**TASK:** Find the string "selenium" in the material. Copy every line that has it.

__________________________________________________

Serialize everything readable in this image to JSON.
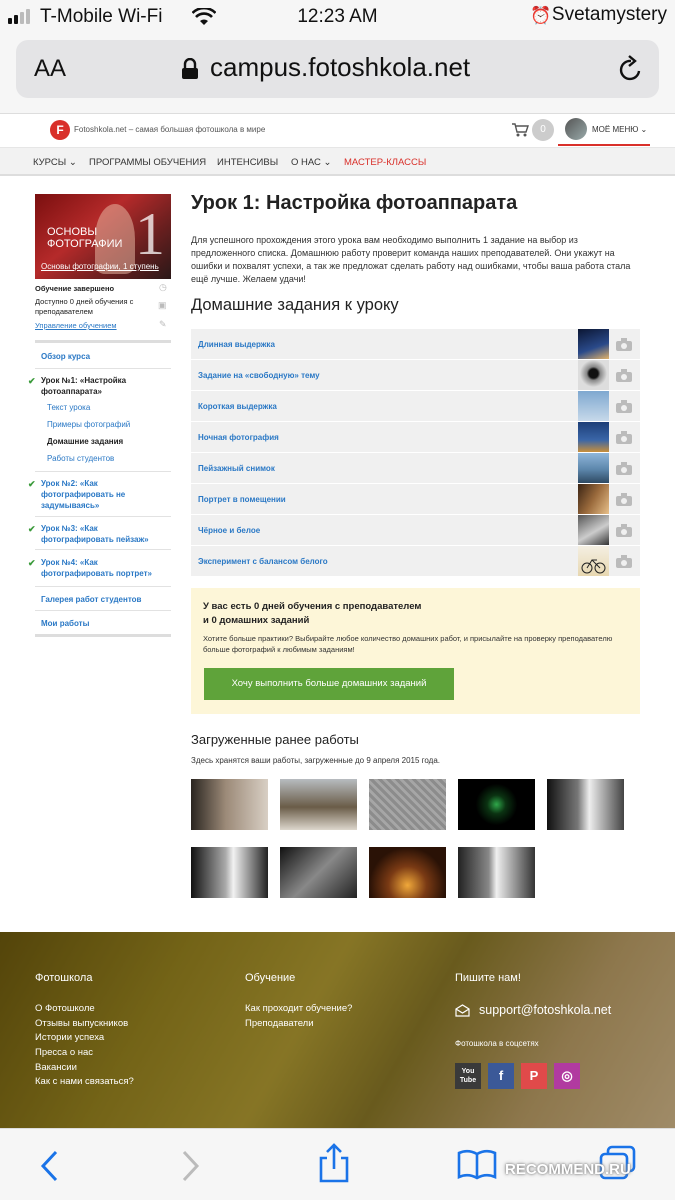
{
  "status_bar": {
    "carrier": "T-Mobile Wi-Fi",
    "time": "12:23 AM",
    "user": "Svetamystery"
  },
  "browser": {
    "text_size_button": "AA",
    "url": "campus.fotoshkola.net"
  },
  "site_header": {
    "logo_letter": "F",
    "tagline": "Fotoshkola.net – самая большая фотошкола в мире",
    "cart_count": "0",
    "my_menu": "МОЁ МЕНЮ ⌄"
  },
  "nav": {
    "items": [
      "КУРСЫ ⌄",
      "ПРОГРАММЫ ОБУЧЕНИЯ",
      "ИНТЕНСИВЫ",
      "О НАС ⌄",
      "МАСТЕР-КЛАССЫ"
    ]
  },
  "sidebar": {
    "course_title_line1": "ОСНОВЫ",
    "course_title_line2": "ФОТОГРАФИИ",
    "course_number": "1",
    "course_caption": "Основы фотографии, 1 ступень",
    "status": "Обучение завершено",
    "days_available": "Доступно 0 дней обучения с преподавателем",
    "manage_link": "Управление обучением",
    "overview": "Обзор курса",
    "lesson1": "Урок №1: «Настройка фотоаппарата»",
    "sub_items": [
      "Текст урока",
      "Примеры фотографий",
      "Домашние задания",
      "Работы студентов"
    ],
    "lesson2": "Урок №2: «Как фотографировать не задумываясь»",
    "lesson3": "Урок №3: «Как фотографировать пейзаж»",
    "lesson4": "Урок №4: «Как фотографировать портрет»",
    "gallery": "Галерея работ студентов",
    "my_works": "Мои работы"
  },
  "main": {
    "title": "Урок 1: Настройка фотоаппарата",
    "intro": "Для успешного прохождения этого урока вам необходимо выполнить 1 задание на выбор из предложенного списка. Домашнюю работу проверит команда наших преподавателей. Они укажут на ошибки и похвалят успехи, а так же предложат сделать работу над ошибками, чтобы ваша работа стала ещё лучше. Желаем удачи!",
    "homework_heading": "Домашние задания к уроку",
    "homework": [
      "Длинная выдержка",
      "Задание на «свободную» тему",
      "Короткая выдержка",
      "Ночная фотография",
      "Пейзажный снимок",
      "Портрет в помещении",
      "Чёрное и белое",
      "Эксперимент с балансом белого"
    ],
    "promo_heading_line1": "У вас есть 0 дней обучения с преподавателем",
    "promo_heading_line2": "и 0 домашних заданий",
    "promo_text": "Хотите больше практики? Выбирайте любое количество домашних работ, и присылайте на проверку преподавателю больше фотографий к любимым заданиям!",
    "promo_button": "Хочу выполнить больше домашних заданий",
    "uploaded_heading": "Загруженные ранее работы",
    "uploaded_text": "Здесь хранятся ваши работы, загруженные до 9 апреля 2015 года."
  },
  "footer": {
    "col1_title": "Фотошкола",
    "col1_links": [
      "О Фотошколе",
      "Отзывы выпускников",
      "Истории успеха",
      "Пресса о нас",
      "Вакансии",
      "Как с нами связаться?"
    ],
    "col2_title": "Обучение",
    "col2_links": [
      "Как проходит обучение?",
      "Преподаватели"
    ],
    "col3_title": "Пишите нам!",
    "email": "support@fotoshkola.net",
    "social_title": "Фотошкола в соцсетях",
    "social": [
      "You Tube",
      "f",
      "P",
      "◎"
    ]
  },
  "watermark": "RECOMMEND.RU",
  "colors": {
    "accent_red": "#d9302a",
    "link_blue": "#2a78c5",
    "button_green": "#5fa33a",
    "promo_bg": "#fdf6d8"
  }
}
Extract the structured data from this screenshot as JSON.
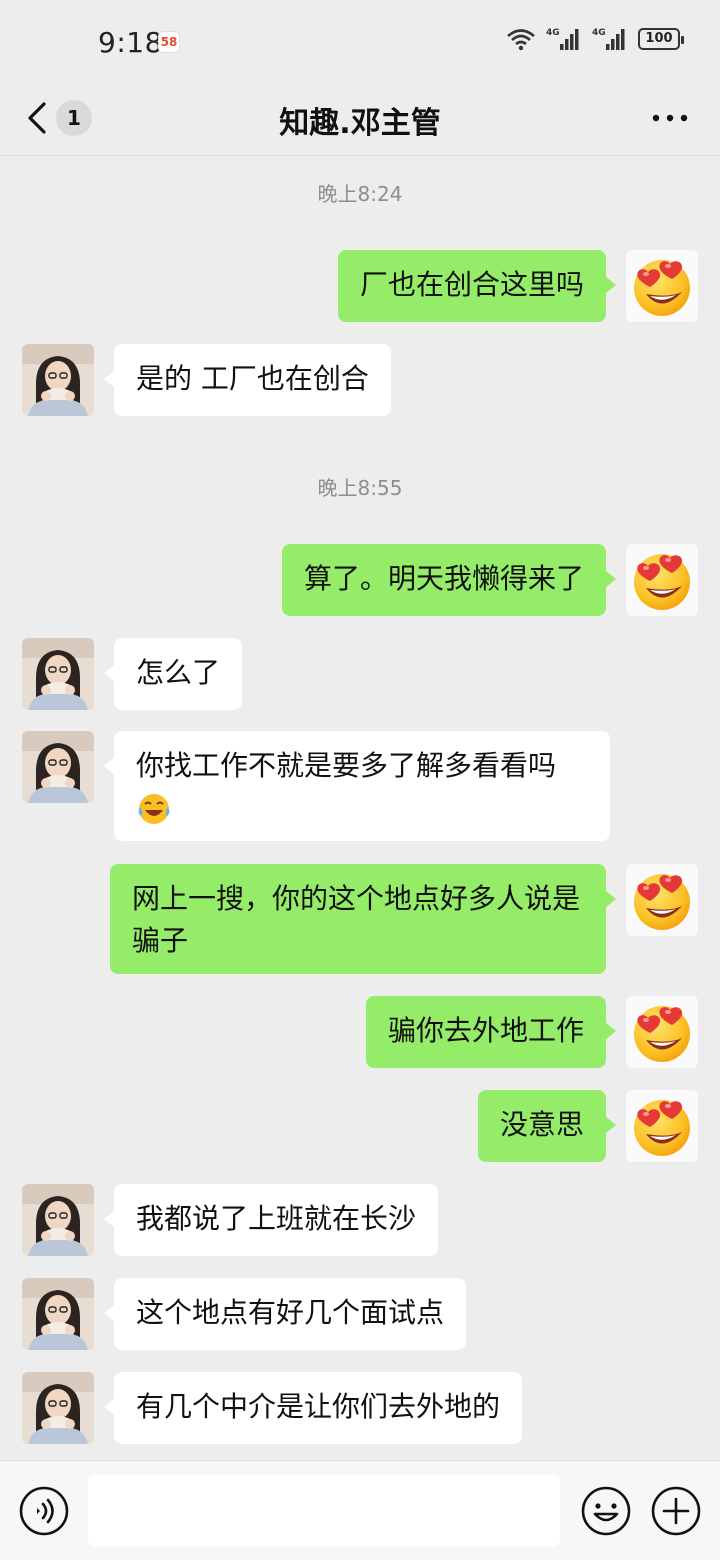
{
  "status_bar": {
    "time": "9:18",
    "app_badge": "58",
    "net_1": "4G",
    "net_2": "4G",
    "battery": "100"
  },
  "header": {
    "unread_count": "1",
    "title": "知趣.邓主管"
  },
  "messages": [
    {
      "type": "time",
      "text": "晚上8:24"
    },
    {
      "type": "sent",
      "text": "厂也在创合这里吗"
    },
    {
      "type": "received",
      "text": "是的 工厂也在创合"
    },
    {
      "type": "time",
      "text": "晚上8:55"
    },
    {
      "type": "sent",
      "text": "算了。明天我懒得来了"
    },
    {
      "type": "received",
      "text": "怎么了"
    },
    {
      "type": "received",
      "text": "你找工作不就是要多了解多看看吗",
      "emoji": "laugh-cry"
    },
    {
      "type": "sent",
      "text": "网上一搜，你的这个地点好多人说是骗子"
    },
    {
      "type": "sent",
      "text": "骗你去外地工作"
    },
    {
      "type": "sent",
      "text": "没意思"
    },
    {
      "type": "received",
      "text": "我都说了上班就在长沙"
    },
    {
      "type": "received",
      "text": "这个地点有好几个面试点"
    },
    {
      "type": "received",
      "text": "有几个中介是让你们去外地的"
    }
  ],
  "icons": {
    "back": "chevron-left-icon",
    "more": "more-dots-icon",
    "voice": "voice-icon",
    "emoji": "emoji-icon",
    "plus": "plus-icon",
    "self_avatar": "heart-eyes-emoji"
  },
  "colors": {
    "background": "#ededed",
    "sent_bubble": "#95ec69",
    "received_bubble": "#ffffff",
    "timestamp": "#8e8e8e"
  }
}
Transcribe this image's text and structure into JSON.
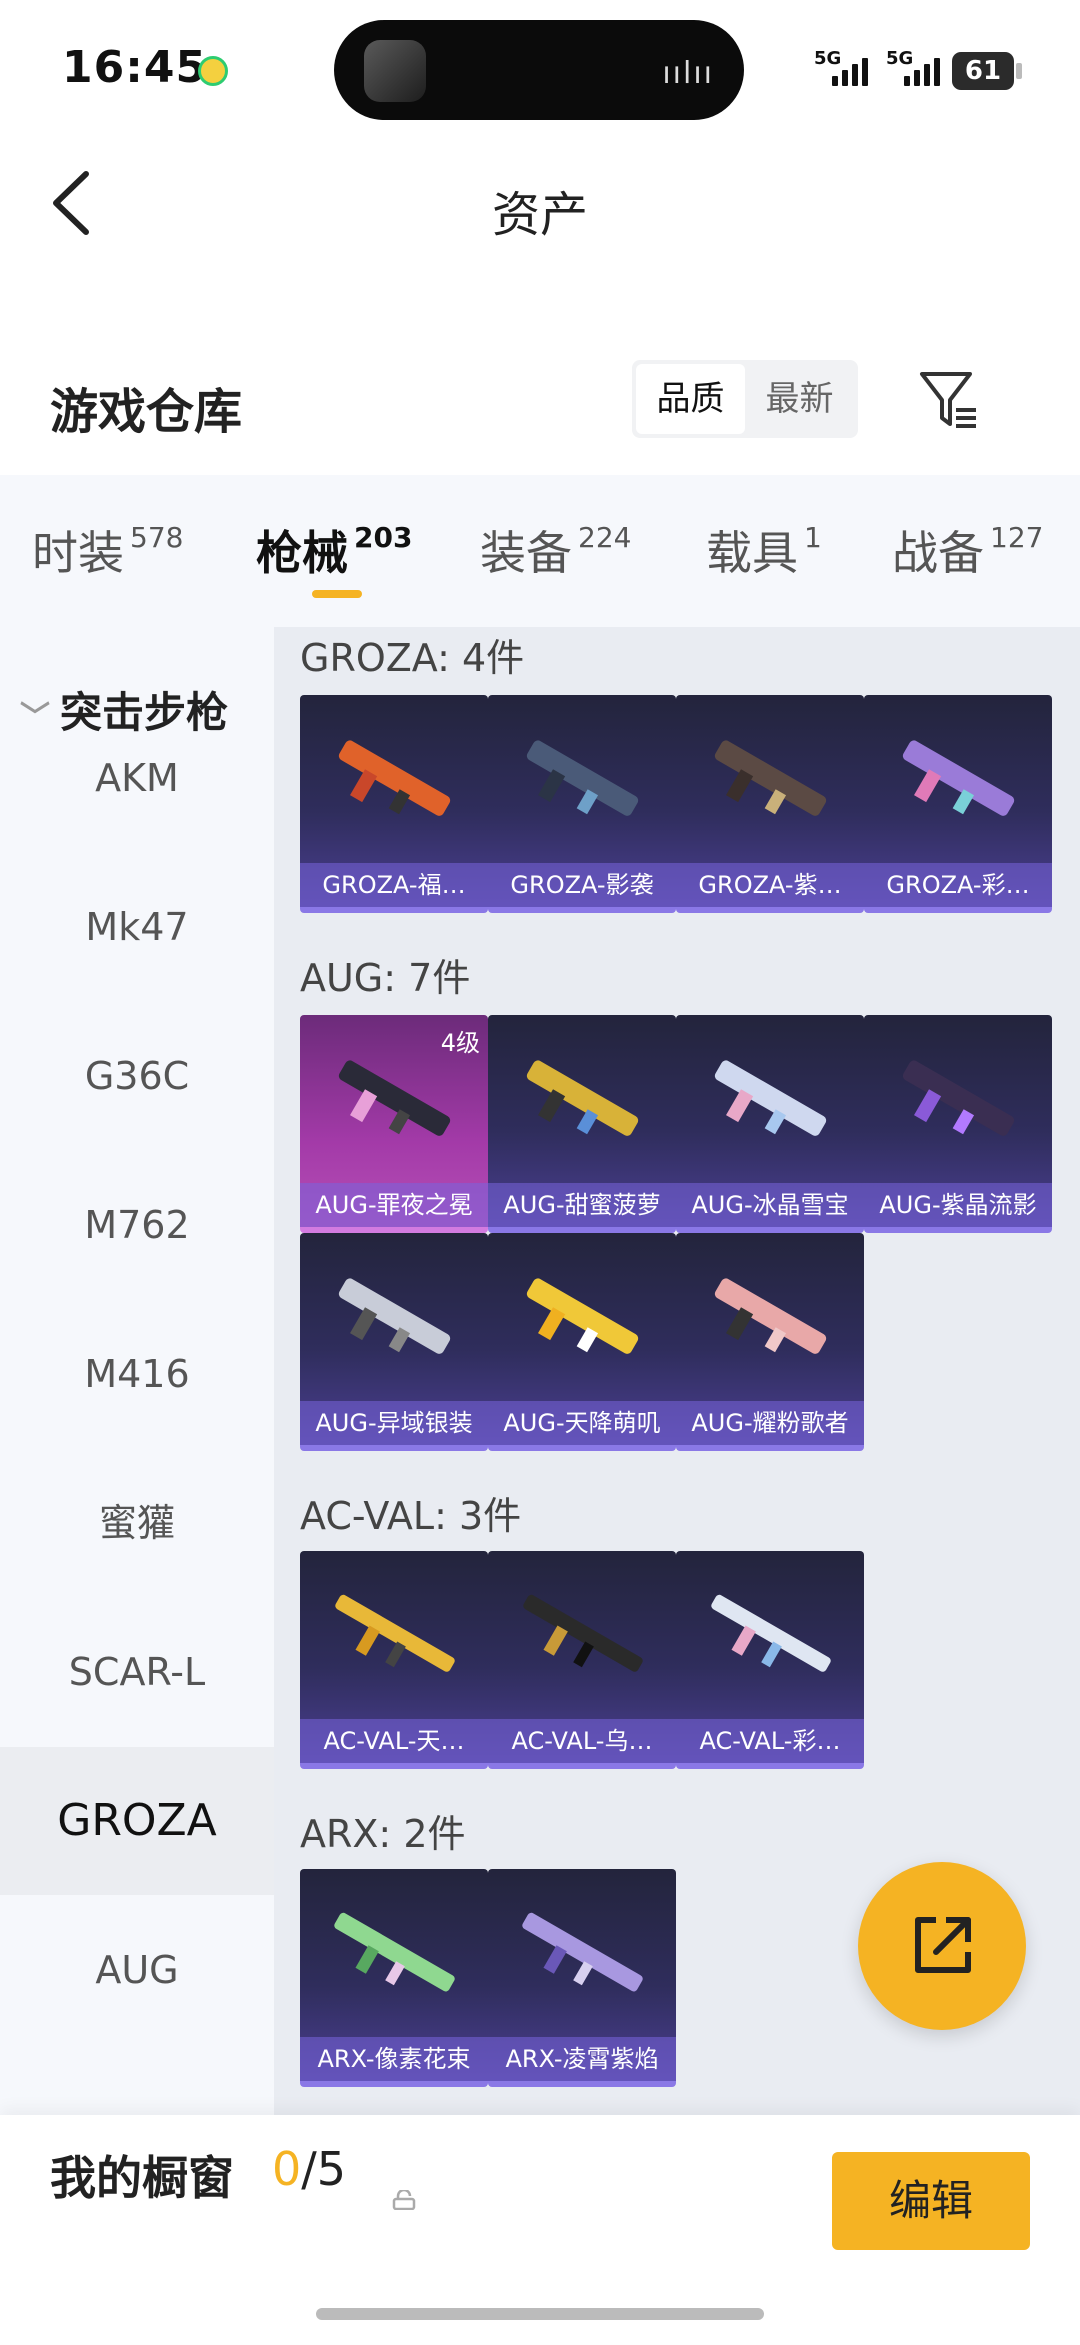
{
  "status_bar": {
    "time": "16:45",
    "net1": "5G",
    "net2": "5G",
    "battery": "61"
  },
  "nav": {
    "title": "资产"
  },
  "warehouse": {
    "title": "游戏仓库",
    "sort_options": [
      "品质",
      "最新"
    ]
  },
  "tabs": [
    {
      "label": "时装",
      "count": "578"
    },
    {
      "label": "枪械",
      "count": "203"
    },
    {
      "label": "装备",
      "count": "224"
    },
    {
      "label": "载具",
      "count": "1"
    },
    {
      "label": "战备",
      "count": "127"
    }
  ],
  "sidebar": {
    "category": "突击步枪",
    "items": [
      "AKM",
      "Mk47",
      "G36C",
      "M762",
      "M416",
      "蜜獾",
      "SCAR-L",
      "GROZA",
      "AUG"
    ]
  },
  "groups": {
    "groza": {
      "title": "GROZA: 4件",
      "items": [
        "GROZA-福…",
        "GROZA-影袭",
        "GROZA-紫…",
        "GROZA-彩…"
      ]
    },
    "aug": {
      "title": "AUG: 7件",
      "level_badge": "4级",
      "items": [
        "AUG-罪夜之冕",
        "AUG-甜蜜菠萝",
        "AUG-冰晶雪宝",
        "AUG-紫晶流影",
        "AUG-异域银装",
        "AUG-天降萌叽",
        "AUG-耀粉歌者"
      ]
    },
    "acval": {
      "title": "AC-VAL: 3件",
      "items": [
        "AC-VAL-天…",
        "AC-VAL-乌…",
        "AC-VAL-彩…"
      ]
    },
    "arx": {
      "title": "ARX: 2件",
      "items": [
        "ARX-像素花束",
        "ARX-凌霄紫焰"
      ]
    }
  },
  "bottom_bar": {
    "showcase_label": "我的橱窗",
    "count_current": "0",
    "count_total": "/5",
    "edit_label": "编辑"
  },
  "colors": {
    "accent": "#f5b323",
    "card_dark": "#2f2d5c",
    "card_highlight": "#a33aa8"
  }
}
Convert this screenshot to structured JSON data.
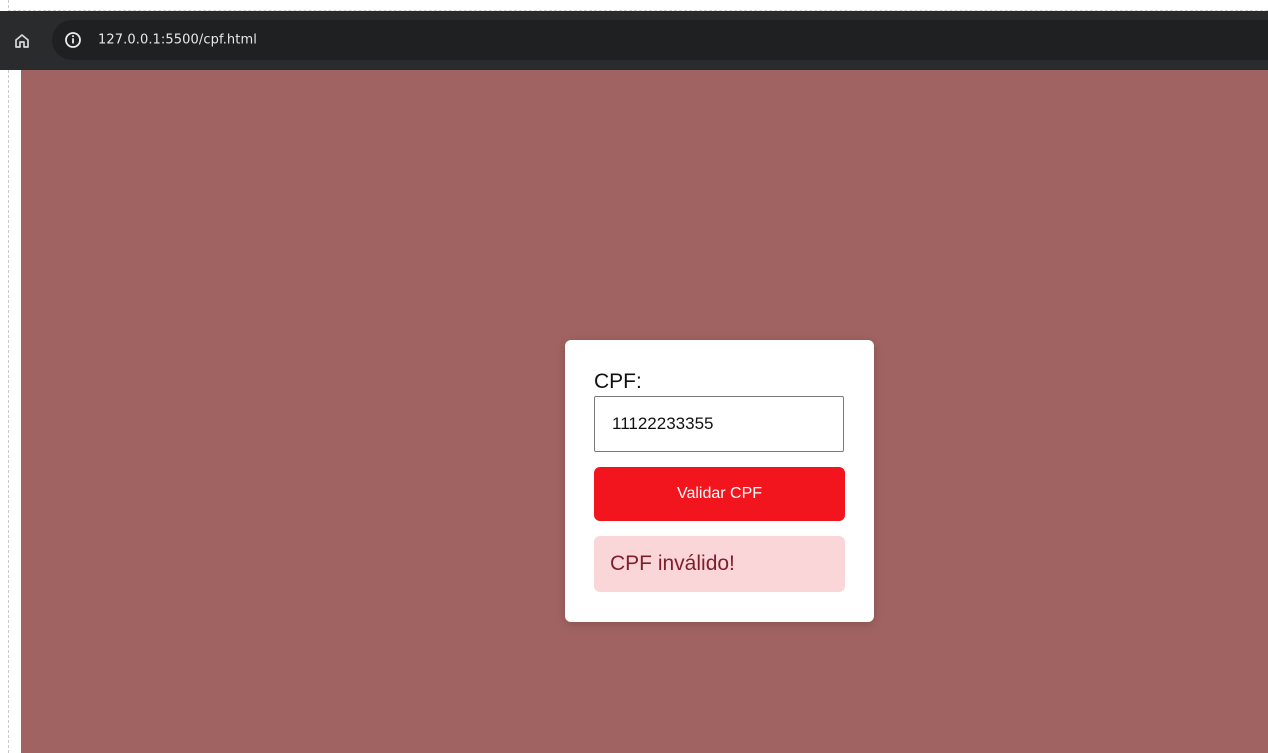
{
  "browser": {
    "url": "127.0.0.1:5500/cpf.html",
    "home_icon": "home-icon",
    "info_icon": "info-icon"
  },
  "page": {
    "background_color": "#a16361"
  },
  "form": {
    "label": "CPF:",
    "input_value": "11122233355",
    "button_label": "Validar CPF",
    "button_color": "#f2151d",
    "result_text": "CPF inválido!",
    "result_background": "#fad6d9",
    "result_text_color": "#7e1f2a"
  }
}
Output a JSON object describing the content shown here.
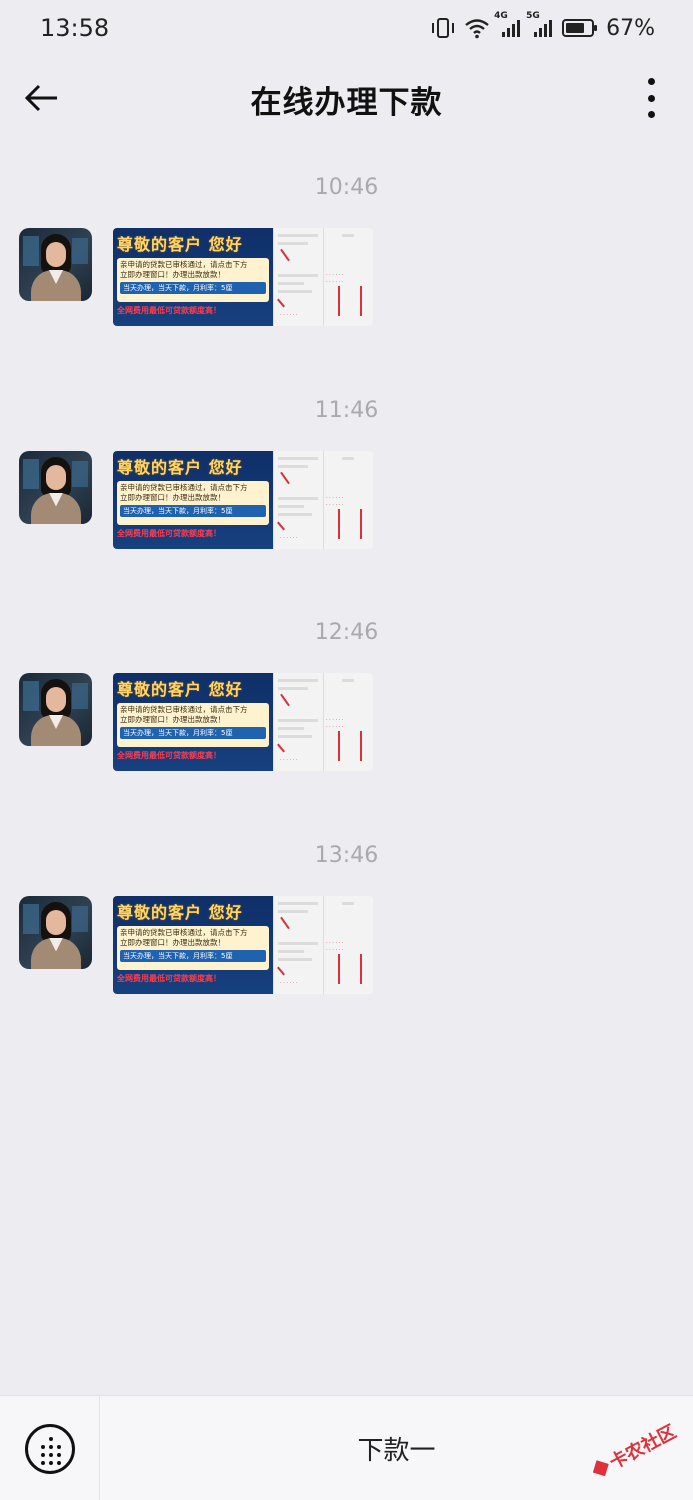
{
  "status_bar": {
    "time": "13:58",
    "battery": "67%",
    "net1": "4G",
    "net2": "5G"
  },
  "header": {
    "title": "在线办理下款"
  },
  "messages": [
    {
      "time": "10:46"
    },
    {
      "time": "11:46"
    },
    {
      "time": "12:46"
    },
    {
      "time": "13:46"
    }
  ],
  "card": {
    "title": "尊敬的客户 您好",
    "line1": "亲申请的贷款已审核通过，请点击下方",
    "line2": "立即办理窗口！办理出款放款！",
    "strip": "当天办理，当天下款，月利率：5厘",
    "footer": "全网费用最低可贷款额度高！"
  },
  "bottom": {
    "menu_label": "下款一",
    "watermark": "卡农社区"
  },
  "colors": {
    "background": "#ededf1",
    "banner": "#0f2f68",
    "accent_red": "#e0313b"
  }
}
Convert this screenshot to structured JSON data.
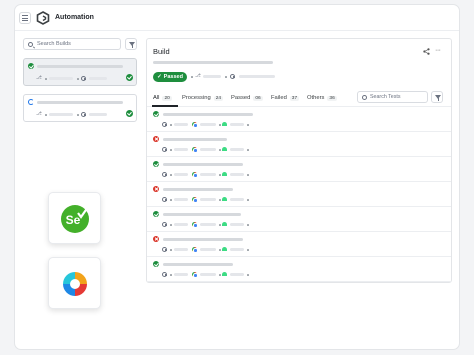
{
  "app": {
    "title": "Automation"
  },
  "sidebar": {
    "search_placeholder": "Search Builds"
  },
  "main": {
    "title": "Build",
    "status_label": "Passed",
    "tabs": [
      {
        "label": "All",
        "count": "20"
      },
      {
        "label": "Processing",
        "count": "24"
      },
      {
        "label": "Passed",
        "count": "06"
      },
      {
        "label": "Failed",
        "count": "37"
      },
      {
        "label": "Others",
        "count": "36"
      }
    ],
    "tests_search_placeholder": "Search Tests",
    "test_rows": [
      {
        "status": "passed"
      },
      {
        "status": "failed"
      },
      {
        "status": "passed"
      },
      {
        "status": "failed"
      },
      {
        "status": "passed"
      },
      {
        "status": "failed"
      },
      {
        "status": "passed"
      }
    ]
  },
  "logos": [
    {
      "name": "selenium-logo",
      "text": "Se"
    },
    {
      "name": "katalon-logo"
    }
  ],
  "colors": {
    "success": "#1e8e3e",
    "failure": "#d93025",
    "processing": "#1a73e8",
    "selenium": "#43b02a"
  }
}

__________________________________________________

**RESPONSE BELOW:**
      "name": "selenium-logo",
    "selenium": "#43b02a"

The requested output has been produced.